Exercise objective:
Return every entry below exactly as written.

Stored records:
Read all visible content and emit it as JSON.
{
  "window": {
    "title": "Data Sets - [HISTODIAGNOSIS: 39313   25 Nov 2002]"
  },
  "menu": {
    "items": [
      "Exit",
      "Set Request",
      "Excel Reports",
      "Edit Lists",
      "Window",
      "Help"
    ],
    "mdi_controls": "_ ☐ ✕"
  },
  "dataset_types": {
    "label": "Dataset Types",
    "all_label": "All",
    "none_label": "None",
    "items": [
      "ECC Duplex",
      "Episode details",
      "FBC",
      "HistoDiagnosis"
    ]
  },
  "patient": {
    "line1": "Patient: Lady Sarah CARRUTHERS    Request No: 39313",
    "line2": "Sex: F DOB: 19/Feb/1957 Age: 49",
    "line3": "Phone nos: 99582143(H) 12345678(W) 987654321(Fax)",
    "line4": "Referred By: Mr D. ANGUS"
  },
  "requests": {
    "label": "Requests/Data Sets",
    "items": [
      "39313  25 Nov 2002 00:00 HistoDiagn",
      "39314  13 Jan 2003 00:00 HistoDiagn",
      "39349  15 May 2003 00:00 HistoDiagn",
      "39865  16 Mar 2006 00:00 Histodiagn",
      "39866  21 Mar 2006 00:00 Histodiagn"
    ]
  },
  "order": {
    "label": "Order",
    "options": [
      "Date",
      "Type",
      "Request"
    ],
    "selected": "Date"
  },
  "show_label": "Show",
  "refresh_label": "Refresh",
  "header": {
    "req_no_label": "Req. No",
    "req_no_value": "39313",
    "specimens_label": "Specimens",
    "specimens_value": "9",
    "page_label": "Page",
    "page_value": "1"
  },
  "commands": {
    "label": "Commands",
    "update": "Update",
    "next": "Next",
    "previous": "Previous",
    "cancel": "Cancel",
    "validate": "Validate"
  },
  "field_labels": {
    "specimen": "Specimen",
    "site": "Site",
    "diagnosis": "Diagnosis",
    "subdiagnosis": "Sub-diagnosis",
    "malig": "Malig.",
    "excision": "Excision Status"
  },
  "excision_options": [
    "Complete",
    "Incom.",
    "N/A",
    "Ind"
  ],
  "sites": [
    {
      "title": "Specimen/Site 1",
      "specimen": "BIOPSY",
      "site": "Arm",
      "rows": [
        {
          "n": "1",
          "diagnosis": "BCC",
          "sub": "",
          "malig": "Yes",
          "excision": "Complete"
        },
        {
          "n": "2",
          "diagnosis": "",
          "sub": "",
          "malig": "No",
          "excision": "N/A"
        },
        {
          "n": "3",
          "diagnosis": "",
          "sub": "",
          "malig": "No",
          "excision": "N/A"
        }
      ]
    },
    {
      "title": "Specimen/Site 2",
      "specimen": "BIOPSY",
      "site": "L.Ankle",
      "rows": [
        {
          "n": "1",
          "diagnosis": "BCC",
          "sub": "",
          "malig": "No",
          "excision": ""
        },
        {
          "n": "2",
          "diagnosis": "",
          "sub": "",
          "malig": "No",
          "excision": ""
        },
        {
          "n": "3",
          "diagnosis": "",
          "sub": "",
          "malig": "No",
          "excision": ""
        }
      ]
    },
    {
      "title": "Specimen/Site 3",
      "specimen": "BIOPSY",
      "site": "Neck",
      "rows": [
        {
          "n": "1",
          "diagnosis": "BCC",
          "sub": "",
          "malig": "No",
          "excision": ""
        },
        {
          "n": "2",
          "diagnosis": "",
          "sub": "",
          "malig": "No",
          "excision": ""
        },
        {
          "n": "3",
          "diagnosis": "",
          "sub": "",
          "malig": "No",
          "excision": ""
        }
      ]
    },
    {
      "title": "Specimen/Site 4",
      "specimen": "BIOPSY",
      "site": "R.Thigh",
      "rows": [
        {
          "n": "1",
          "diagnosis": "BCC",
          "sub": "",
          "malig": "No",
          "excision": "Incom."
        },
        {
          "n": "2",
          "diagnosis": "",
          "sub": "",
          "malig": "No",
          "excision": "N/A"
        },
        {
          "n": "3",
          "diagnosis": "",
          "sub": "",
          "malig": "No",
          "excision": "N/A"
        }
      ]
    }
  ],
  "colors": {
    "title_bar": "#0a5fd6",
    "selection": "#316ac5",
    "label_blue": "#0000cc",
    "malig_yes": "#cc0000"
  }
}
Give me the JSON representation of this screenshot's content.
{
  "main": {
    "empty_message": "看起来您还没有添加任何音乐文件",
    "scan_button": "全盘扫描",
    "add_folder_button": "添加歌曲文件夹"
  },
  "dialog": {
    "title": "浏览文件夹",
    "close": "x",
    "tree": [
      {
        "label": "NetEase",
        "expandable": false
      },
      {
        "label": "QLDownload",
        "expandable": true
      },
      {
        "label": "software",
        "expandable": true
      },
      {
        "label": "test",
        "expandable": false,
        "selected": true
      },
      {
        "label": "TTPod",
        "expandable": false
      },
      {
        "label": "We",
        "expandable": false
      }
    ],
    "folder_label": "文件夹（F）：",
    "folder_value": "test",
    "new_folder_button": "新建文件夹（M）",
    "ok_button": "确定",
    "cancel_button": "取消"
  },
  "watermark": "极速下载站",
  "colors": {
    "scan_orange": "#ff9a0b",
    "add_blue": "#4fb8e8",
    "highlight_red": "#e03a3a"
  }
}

Task output:
Read all visible content and emit it as JSON.
{
  "window": {
    "title": "Data Sets - [HISTODIAGNOSIS: 39313   25 Nov 2002]"
  },
  "menu": {
    "items": [
      "Exit",
      "Set Request",
      "Excel Reports",
      "Edit Lists",
      "Window",
      "Help"
    ],
    "mdi_controls": "_ ☐ ✕"
  },
  "dataset_types": {
    "label": "Dataset Types",
    "all_label": "All",
    "none_label": "None",
    "items": [
      "ECC Duplex",
      "Episode details",
      "FBC",
      "HistoDiagnosis"
    ]
  },
  "patient": {
    "line1": "Patient: Lady Sarah CARRUTHERS    Request No: 39313",
    "line2": "Sex: F DOB: 19/Feb/1957 Age: 49",
    "line3": "Phone nos: 99582143(H) 12345678(W) 987654321(Fax)",
    "line4": "Referred By: Mr D. ANGUS"
  },
  "requests": {
    "label": "Requests/Data Sets",
    "items": [
      "39313  25 Nov 2002 00:00 HistoDiagn",
      "39314  13 Jan 2003 00:00 HistoDiagn",
      "39349  15 May 2003 00:00 HistoDiagn",
      "39865  16 Mar 2006 00:00 Histodiagn",
      "39866  21 Mar 2006 00:00 Histodiagn"
    ]
  },
  "order": {
    "label": "Order",
    "options": [
      "Date",
      "Type",
      "Request"
    ],
    "selected": "Date"
  },
  "show_label": "Show",
  "refresh_label": "Refresh",
  "header": {
    "req_no_label": "Req. No",
    "req_no_value": "39313",
    "specimens_label": "Specimens",
    "specimens_value": "9",
    "page_label": "Page",
    "page_value": "1"
  },
  "commands": {
    "label": "Commands",
    "update": "Update",
    "next": "Next",
    "previous": "Previous",
    "cancel": "Cancel",
    "validate": "Validate"
  },
  "field_labels": {
    "specimen": "Specimen",
    "site": "Site",
    "diagnosis": "Diagnosis",
    "subdiagnosis": "Sub-diagnosis",
    "malig": "Malig.",
    "excision": "Excision Status"
  },
  "excision_options": [
    "Complete",
    "Incom.",
    "N/A",
    "Ind"
  ],
  "sites": [
    {
      "title": "Specimen/Site 1",
      "specimen": "BIOPSY",
      "site": "Arm",
      "rows": [
        {
          "n": "1",
          "diagnosis": "BCC",
          "sub": "",
          "malig": "Yes",
          "excision": "Complete"
        },
        {
          "n": "2",
          "diagnosis": "",
          "sub": "",
          "malig": "No",
          "excision": "N/A"
        },
        {
          "n": "3",
          "diagnosis": "",
          "sub": "",
          "malig": "No",
          "excision": "N/A"
        }
      ]
    },
    {
      "title": "Specimen/Site 2",
      "specimen": "BIOPSY",
      "site": "L.Ankle",
      "rows": [
        {
          "n": "1",
          "diagnosis": "BCC",
          "sub": "",
          "malig": "No",
          "excision": ""
        },
        {
          "n": "2",
          "diagnosis": "",
          "sub": "",
          "malig": "No",
          "excision": ""
        },
        {
          "n": "3",
          "diagnosis": "",
          "sub": "",
          "malig": "No",
          "excision": ""
        }
      ]
    },
    {
      "title": "Specimen/Site 3",
      "specimen": "BIOPSY",
      "site": "Neck",
      "rows": [
        {
          "n": "1",
          "diagnosis": "BCC",
          "sub": "",
          "malig": "No",
          "excision": ""
        },
        {
          "n": "2",
          "diagnosis": "",
          "sub": "",
          "malig": "No",
          "excision": ""
        },
        {
          "n": "3",
          "diagnosis": "",
          "sub": "",
          "malig": "No",
          "excision": ""
        }
      ]
    },
    {
      "title": "Specimen/Site 4",
      "specimen": "BIOPSY",
      "site": "R.Thigh",
      "rows": [
        {
          "n": "1",
          "diagnosis": "BCC",
          "sub": "",
          "malig": "No",
          "excision": "Incom."
        },
        {
          "n": "2",
          "diagnosis": "",
          "sub": "",
          "malig": "No",
          "excision": "N/A"
        },
        {
          "n": "3",
          "diagnosis": "",
          "sub": "",
          "malig": "No",
          "excision": "N/A"
        }
      ]
    }
  ],
  "colors": {
    "title_bar": "#0a5fd6",
    "selection": "#316ac5",
    "label_blue": "#0000cc",
    "malig_yes": "#cc0000"
  }
}
Give me the JSON representation of this screenshot's content.
{
  "main": {
    "empty_message": "看起来您还没有添加任何音乐文件",
    "scan_button": "全盘扫描",
    "add_folder_button": "添加歌曲文件夹"
  },
  "dialog": {
    "title": "浏览文件夹",
    "close": "x",
    "tree": [
      {
        "label": "NetEase",
        "expandable": false
      },
      {
        "label": "QLDownload",
        "expandable": true
      },
      {
        "label": "software",
        "expandable": true
      },
      {
        "label": "test",
        "expandable": false,
        "selected": true
      },
      {
        "label": "TTPod",
        "expandable": false
      },
      {
        "label": "We",
        "expandable": false
      }
    ],
    "folder_label": "文件夹（F）：",
    "folder_value": "test",
    "new_folder_button": "新建文件夹（M）",
    "ok_button": "确定",
    "cancel_button": "取消"
  },
  "watermark": "极速下载站",
  "colors": {
    "scan_orange": "#ff9a0b",
    "add_blue": "#4fb8e8",
    "highlight_red": "#e03a3a"
  }
}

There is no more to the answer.